Harvard's Digital Public Library of America project just got some serious help from the National Endowment for the Humanities. Now, that probably doesn't mean much to non-Americans (or even most Americans), but trust us, it's a big deal.
So, what exactly is the National Public Library of America? Conceptually, it's a bit like Google Books, Project Gutenberg, or the Internet Archive, but on an even larger scale. The idea is that it will actually encompass and aggregate all of those resources, along with its own. Basically, it wants to be a public library for the modern world, a universal and freely accessible repository for all the knowledge in the world. Exactly how all of that will actually work is still open to interpretation.
It sounds a little bit like a utopian project that could never, ever possibly happen, but that isn't stopping them from pursuing it, which is something the folks at Harvard's Blackman Center for Internet & Society has been doing since 2010. And despite generating quite a bit of enthusiasm from people at Harvard and the public library community in general, it's also been scoffed at by others, who think the idea has too many holes to ever actually go anywhere.
All of that may be about to change, though, thanks to a generous grant from the National Endowment for the Humanities. Alright, technically, at $1 million, it's more of a symbolic thing, when you consider the scale of the project, but getting a government grant will go a long way towards generating publicity and making the folks who have dismissed it take a second look.
The first step towards all of this is to set up a half dozen regional 'content hubs' as part of a pilot program. Eventually, Harvard Librarian Robert Darnton hopes they'll be able to "equip the smallest junior college in Alabama and the remotest high school in North Dakota with the greatest library the world has ever known." They'll also be providing an invaluable resource to researchers worldwide.

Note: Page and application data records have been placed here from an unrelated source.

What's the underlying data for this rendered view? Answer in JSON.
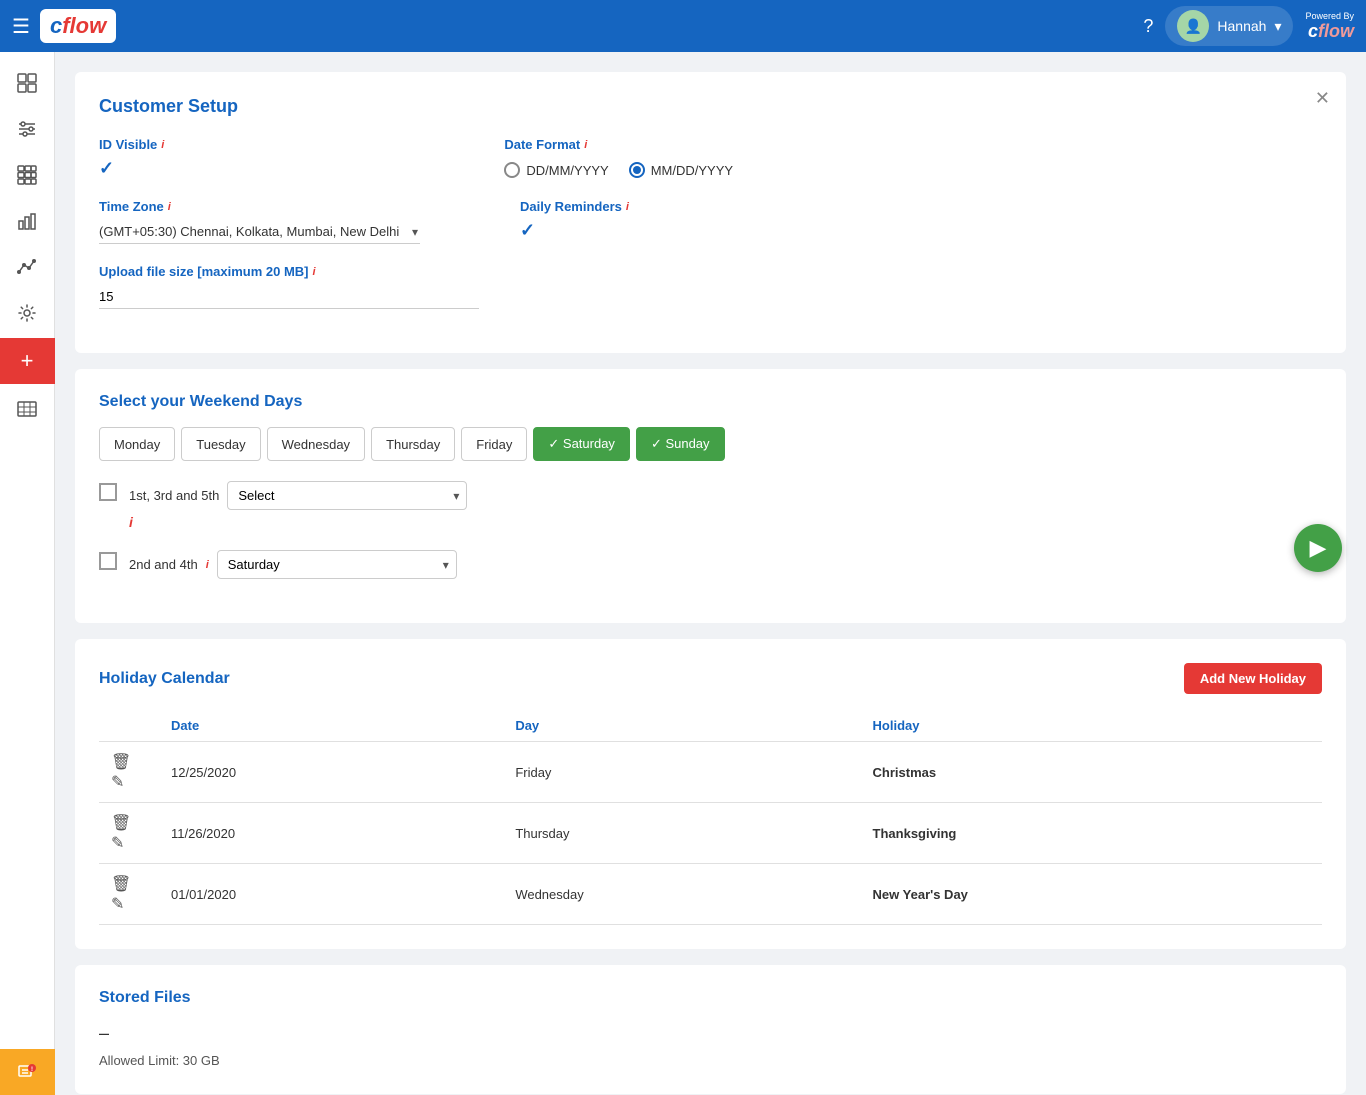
{
  "app": {
    "name": "cflow",
    "powered_by": "Powered By"
  },
  "user": {
    "name": "Hannah"
  },
  "customer_setup": {
    "title": "Customer Setup",
    "id_visible": {
      "label": "ID Visible",
      "checked": true
    },
    "date_format": {
      "label": "Date Format",
      "options": [
        "DD/MM/YYYY",
        "MM/DD/YYYY"
      ],
      "selected": "MM/DD/YYYY"
    },
    "time_zone": {
      "label": "Time Zone",
      "value": "(GMT+05:30) Chennai, Kolkata, Mumbai, New Delhi"
    },
    "daily_reminders": {
      "label": "Daily Reminders",
      "checked": true
    },
    "upload_file_size": {
      "label": "Upload file size [maximum 20 MB]",
      "value": "15"
    }
  },
  "weekend": {
    "title": "Select your Weekend Days",
    "days": [
      {
        "label": "Monday",
        "selected": false
      },
      {
        "label": "Tuesday",
        "selected": false
      },
      {
        "label": "Wednesday",
        "selected": false
      },
      {
        "label": "Thursday",
        "selected": false
      },
      {
        "label": "Friday",
        "selected": false
      },
      {
        "label": "Saturday",
        "selected": true
      },
      {
        "label": "Sunday",
        "selected": true
      }
    ],
    "row1": {
      "label": "1st, 3rd and 5th",
      "select_value": "Select",
      "select_placeholder": "Select"
    },
    "row2": {
      "label": "2nd and 4th",
      "select_value": "Saturday"
    }
  },
  "holiday_calendar": {
    "title": "Holiday Calendar",
    "add_button": "Add New Holiday",
    "columns": {
      "date": "Date",
      "day": "Day",
      "holiday": "Holiday"
    },
    "rows": [
      {
        "date": "12/25/2020",
        "day": "Friday",
        "holiday": "Christmas"
      },
      {
        "date": "11/26/2020",
        "day": "Thursday",
        "holiday": "Thanksgiving"
      },
      {
        "date": "01/01/2020",
        "day": "Wednesday",
        "holiday": "New Year's Day"
      }
    ]
  },
  "stored_files": {
    "title": "Stored Files",
    "dash": "–",
    "limit": "Allowed Limit: 30 GB"
  },
  "sidebar": {
    "items": [
      {
        "icon": "⊞",
        "name": "dashboard"
      },
      {
        "icon": "≡",
        "name": "filter"
      },
      {
        "icon": "▦",
        "name": "grid"
      },
      {
        "icon": "📊",
        "name": "chart-bar"
      },
      {
        "icon": "📈",
        "name": "chart-line"
      },
      {
        "icon": "⚙",
        "name": "settings"
      },
      {
        "icon": "⊕",
        "name": "add-widget",
        "new": true
      }
    ]
  },
  "fab": {
    "icon": "▶"
  }
}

All in all, the Digital Public Library of America is part of a much wider effort to digitize the world's knowledge and make it easily accessible to everyone, which is really a realization of the first public library's dream. It also faces many of the same hurdles as its peers, especially regarding copyright. Still, with wide support from the community, enough funding, and with the common good on their side, it just might turn out to be the greatest thing that ever happened to education.